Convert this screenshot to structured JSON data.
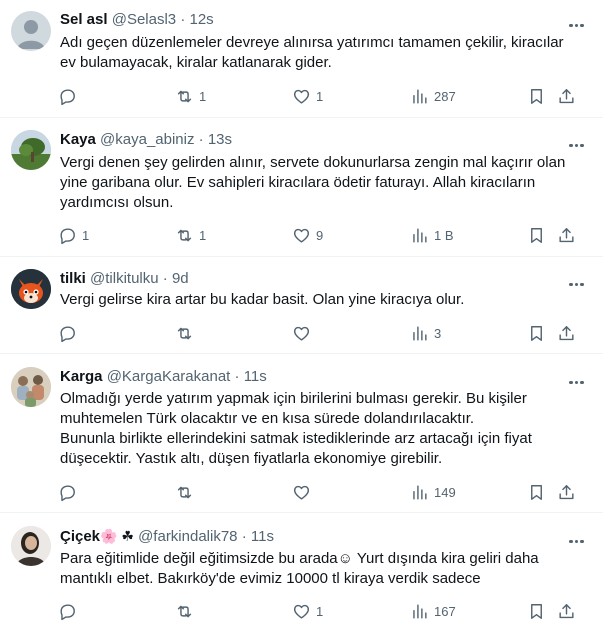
{
  "tweets": [
    {
      "name": "Sel asl",
      "handle": "@Selasl3",
      "sep": "·",
      "time": "12s",
      "lines": [
        "Adı geçen düzenlemeler devreye alınırsa yatırımcı tamamen çekilir, kiracılar",
        "ev bulamayacak, kiralar katlanarak gider."
      ],
      "replies": "",
      "retweets": "1",
      "likes": "1",
      "views": "287",
      "avatar": "default-avatar"
    },
    {
      "name": "Kaya",
      "handle": "@kaya_abiniz",
      "sep": "·",
      "time": "13s",
      "lines": [
        "Vergi denen şey gelirden alınır, servete dokunurlarsa zengin mal kaçırır olan",
        "yine garibana olur. Ev sahipleri kiracılara ödetir faturayı. Allah kiracıların",
        "yardımcısı olsun."
      ],
      "replies": "1",
      "retweets": "1",
      "likes": "9",
      "views": "1 B",
      "avatar": "tree-photo"
    },
    {
      "name": "tilki",
      "handle": "@tilkitulku",
      "sep": "·",
      "time": "9d",
      "lines": [
        "Vergi gelirse kira artar bu kadar basit. Olan yine kiracıya olur."
      ],
      "replies": "",
      "retweets": "",
      "likes": "",
      "views": "3",
      "avatar": "fox-avatar"
    },
    {
      "name": "Karga",
      "handle": "@KargaKarakanat",
      "sep": "·",
      "time": "11s",
      "lines": [
        "Olmadığı yerde yatırım yapmak için birilerini bulması gerekir. Bu kişiler",
        "muhtemelen Türk olacaktır ve en kısa sürede dolandırılacaktır.",
        "Bununla birlikte ellerindekini satmak istediklerinde arz artacağı için fiyat",
        "düşecektir. Yastık altı, düşen fiyatlarla ekonomiye girebilir."
      ],
      "replies": "",
      "retweets": "",
      "likes": "",
      "views": "149",
      "avatar": "group-photo"
    },
    {
      "name": "Çiçek",
      "name_emoji": "🌸 ☘",
      "handle": "@farkindalik78",
      "sep": "·",
      "time": "11s",
      "lines": [
        "Para eğitimlide değil eğitimsizde bu arada☺ Yurt dışında kira geliri daha",
        "mantıklı elbet. Bakırköy'de evimiz 10000 tl kiraya verdik sadece"
      ],
      "replies": "",
      "retweets": "",
      "likes": "1",
      "views": "167",
      "avatar": "person-photo"
    }
  ],
  "colors": {
    "text": "#0f1419",
    "secondary": "#536471",
    "divider": "#eff3f4"
  }
}
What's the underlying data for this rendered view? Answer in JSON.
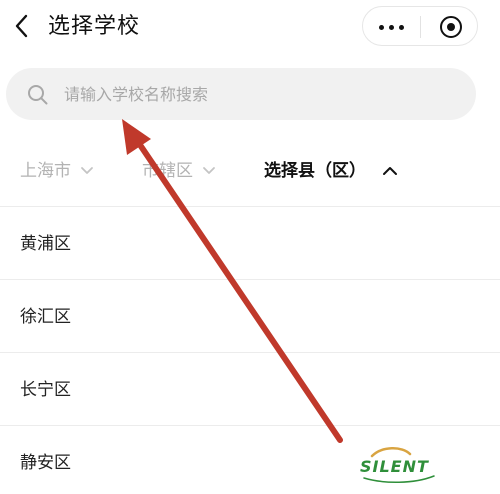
{
  "header": {
    "title": "选择学校"
  },
  "search": {
    "placeholder": "请输入学校名称搜索"
  },
  "filters": [
    {
      "label": "上海市",
      "state": "collapsed"
    },
    {
      "label": "市辖区",
      "state": "collapsed"
    },
    {
      "label": "选择县（区）",
      "state": "expanded"
    }
  ],
  "districts": [
    "黄浦区",
    "徐汇区",
    "长宁区",
    "静安区"
  ],
  "watermark": {
    "text": "SILENT"
  },
  "colors": {
    "annotation_arrow": "#c0392b",
    "search_bg": "#f1f1f1",
    "inactive_filter": "#b3b3b3",
    "logo_green": "#2f8f3a"
  },
  "icons": {
    "back": "chevron-left-icon",
    "more": "more-dots-icon",
    "close": "record-circle-icon",
    "search": "search-icon",
    "dropdown": "chevron-down-icon",
    "collapse": "chevron-up-icon"
  }
}
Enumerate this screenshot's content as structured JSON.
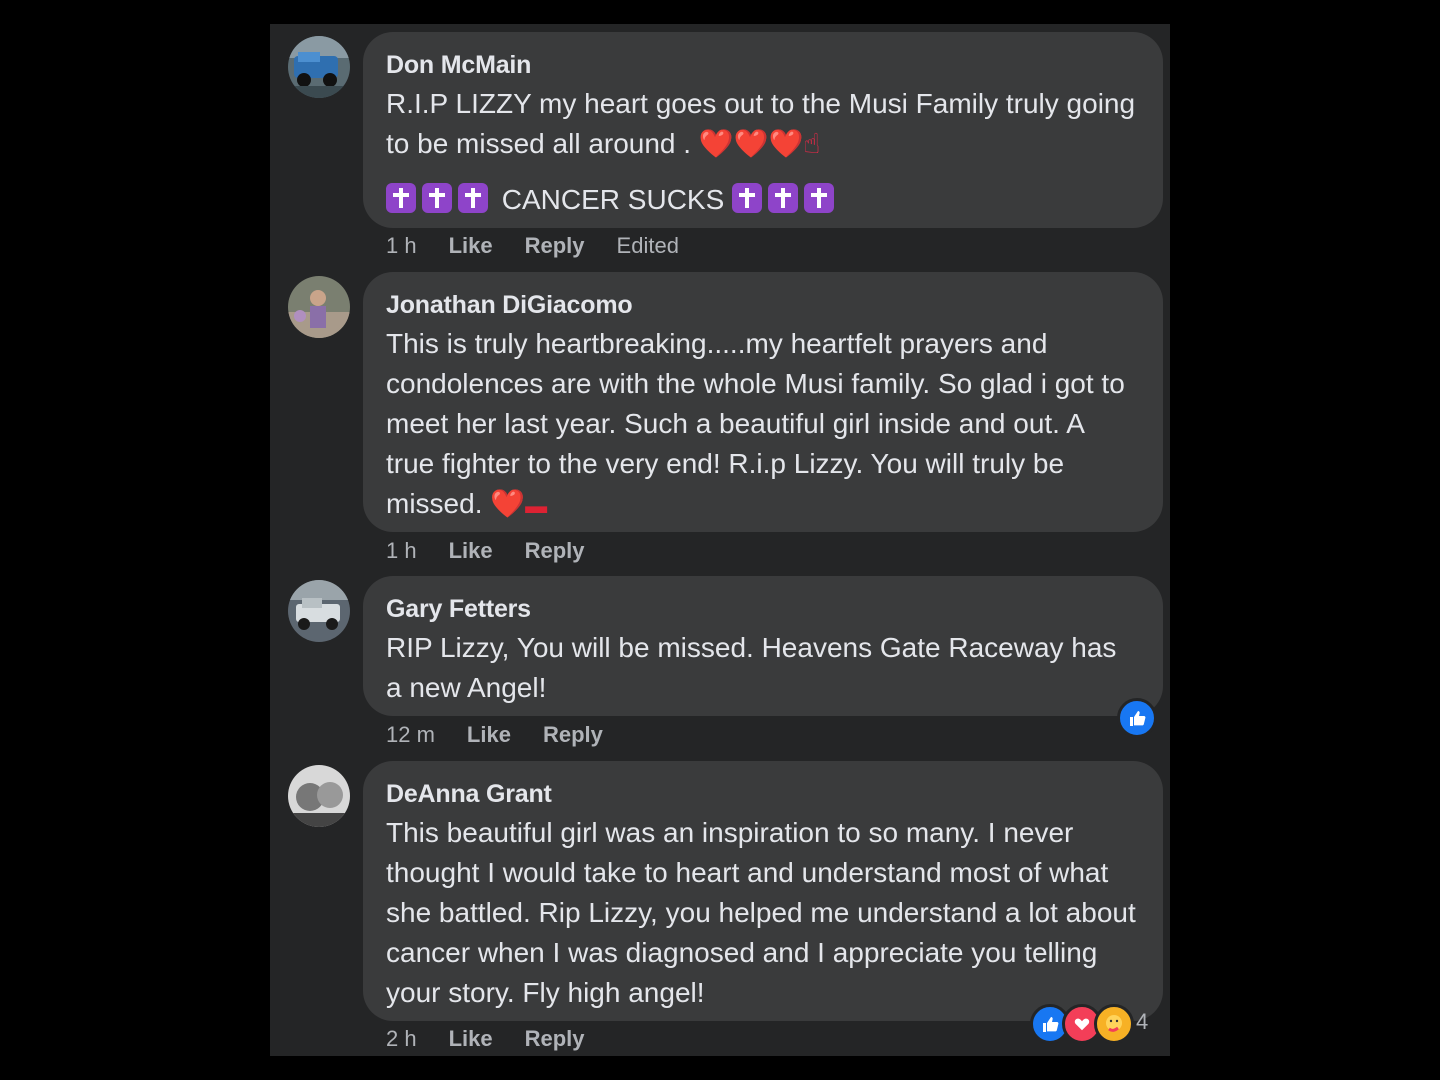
{
  "comments": [
    {
      "author": "Don McMain",
      "text": "R.I.P LIZZY my heart goes out to the Musi Family truly going to be missed all around .",
      "text_emoji": "❤️❤️❤️☝",
      "second_line": "CANCER SUCKS",
      "time": "1 h",
      "like": "Like",
      "reply": "Reply",
      "edited": "Edited"
    },
    {
      "author": "Jonathan DiGiacomo",
      "text": "This is truly heartbreaking.....my heartfelt prayers and condolences are with the whole Musi family. So glad i got to meet her last year. Such a beautiful girl inside and out. A true fighter to the very end! R.i.p Lizzy. You will truly be missed.",
      "text_emoji": "❤️",
      "time": "1 h",
      "like": "Like",
      "reply": "Reply"
    },
    {
      "author": "Gary Fetters",
      "text": "RIP Lizzy, You will be missed. Heavens Gate Raceway has a new Angel!",
      "time": "12 m",
      "like": "Like",
      "reply": "Reply",
      "reactions": [
        "like-icon"
      ]
    },
    {
      "author": "DeAnna Grant",
      "text": "This beautiful girl was an inspiration to so many. I never thought I would take to heart and understand most of what she battled. Rip Lizzy, you helped me understand a lot about cancer when I was diagnosed and I appreciate you telling your story. Fly high angel!",
      "time": "2 h",
      "like": "Like",
      "reply": "Reply",
      "reactions": [
        "like-icon",
        "heart-icon",
        "care-icon"
      ],
      "reaction_count": "4"
    }
  ],
  "colors": {
    "background": "#000000",
    "panel": "#242526",
    "bubble": "#3a3b3c",
    "text": "#e4e6eb",
    "meta": "#b0b3b8",
    "like_blue": "#1877f2"
  }
}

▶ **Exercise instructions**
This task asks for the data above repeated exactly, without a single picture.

▶ **Exercise solution**
Convert this screenshot to structured JSON data.
{
  "tweets": [
    {
      "name": "Sel asl",
      "handle": "@Selasl3",
      "sep": "·",
      "time": "12s",
      "lines": [
        "Adı geçen düzenlemeler devreye alınırsa yatırımcı tamamen çekilir, kiracılar",
        "ev bulamayacak, kiralar katlanarak gider."
      ],
      "replies": "",
      "retweets": "1",
      "likes": "1",
      "views": "287",
      "avatar": "default-avatar"
    },
    {
      "name": "Kaya",
      "handle": "@kaya_abiniz",
      "sep": "·",
      "time": "13s",
      "lines": [
        "Vergi denen şey gelirden alınır, servete dokunurlarsa zengin mal kaçırır olan",
        "yine garibana olur. Ev sahipleri kiracılara ödetir faturayı. Allah kiracıların",
        "yardımcısı olsun."
      ],
      "replies": "1",
      "retweets": "1",
      "likes": "9",
      "views": "1 B",
      "avatar": "tree-photo"
    },
    {
      "name": "tilki",
      "handle": "@tilkitulku",
      "sep": "·",
      "time": "9d",
      "lines": [
        "Vergi gelirse kira artar bu kadar basit. Olan yine kiracıya olur."
      ],
      "replies": "",
      "retweets": "",
      "likes": "",
      "views": "3",
      "avatar": "fox-avatar"
    },
    {
      "name": "Karga",
      "handle": "@KargaKarakanat",
      "sep": "·",
      "time": "11s",
      "lines": [
        "Olmadığı yerde yatırım yapmak için birilerini bulması gerekir. Bu kişiler",
        "muhtemelen Türk olacaktır ve en kısa sürede dolandırılacaktır.",
        "Bununla birlikte ellerindekini satmak istediklerinde arz artacağı için fiyat",
        "düşecektir. Yastık altı, düşen fiyatlarla ekonomiye girebilir."
      ],
      "replies": "",
      "retweets": "",
      "likes": "",
      "views": "149",
      "avatar": "group-photo"
    },
    {
      "name": "Çiçek",
      "name_emoji": "🌸 ☘",
      "handle": "@farkindalik78",
      "sep": "·",
      "time": "11s",
      "lines": [
        "Para eğitimlide değil eğitimsizde bu arada☺ Yurt dışında kira geliri daha",
        "mantıklı elbet. Bakırköy'de evimiz 10000 tl kiraya verdik sadece"
      ],
      "replies": "",
      "retweets": "",
      "likes": "1",
      "views": "167",
      "avatar": "person-photo"
    }
  ],
  "colors": {
    "text": "#0f1419",
    "secondary": "#536471",
    "divider": "#eff3f4"
  }
}
What's the underlying data for this rendered view? Answer in JSON.
{
  "header": {
    "title": "选择学校"
  },
  "search": {
    "placeholder": "请输入学校名称搜索"
  },
  "filters": [
    {
      "label": "上海市",
      "state": "collapsed"
    },
    {
      "label": "市辖区",
      "state": "collapsed"
    },
    {
      "label": "选择县（区）",
      "state": "expanded"
    }
  ],
  "districts": [
    "黄浦区",
    "徐汇区",
    "长宁区",
    "静安区"
  ],
  "watermark": {
    "text": "SILENT"
  },
  "colors": {
    "annotation_arrow": "#c0392b",
    "search_bg": "#f1f1f1",
    "inactive_filter": "#b3b3b3",
    "logo_green": "#2f8f3a"
  },
  "icons": {
    "back": "chevron-left-icon",
    "more": "more-dots-icon",
    "close": "record-circle-icon",
    "search": "search-icon",
    "dropdown": "chevron-down-icon",
    "collapse": "chevron-up-icon"
  }
}
Enumerate this screenshot's content as structured JSON.
{
  "comments": [
    {
      "author": "Don McMain",
      "text": "R.I.P LIZZY my heart goes out to the Musi Family truly going to be missed all around .",
      "text_emoji": "❤️❤️❤️☝",
      "second_line": "CANCER SUCKS",
      "time": "1 h",
      "like": "Like",
      "reply": "Reply",
      "edited": "Edited"
    },
    {
      "author": "Jonathan DiGiacomo",
      "text": "This is truly heartbreaking.....my heartfelt prayers and condolences are with the whole Musi family. So glad i got to meet her last year. Such a beautiful girl inside and out. A true fighter to the very end! R.i.p Lizzy. You will truly be missed.",
      "text_emoji": "❤️",
      "time": "1 h",
      "like": "Like",
      "reply": "Reply"
    },
    {
      "author": "Gary Fetters",
      "text": "RIP Lizzy, You will be missed. Heavens Gate Raceway has a new Angel!",
      "time": "12 m",
      "like": "Like",
      "reply": "Reply",
      "reactions": [
        "like-icon"
      ]
    },
    {
      "author": "DeAnna Grant",
      "text": "This beautiful girl was an inspiration to so many. I never thought I would take to heart and understand most of what she battled. Rip Lizzy, you helped me understand a lot about cancer when I was diagnosed and I appreciate you telling your story. Fly high angel!",
      "time": "2 h",
      "like": "Like",
      "reply": "Reply",
      "reactions": [
        "like-icon",
        "heart-icon",
        "care-icon"
      ],
      "reaction_count": "4"
    }
  ],
  "colors": {
    "background": "#000000",
    "panel": "#242526",
    "bubble": "#3a3b3c",
    "text": "#e4e6eb",
    "meta": "#b0b3b8",
    "like_blue": "#1877f2"
  }
}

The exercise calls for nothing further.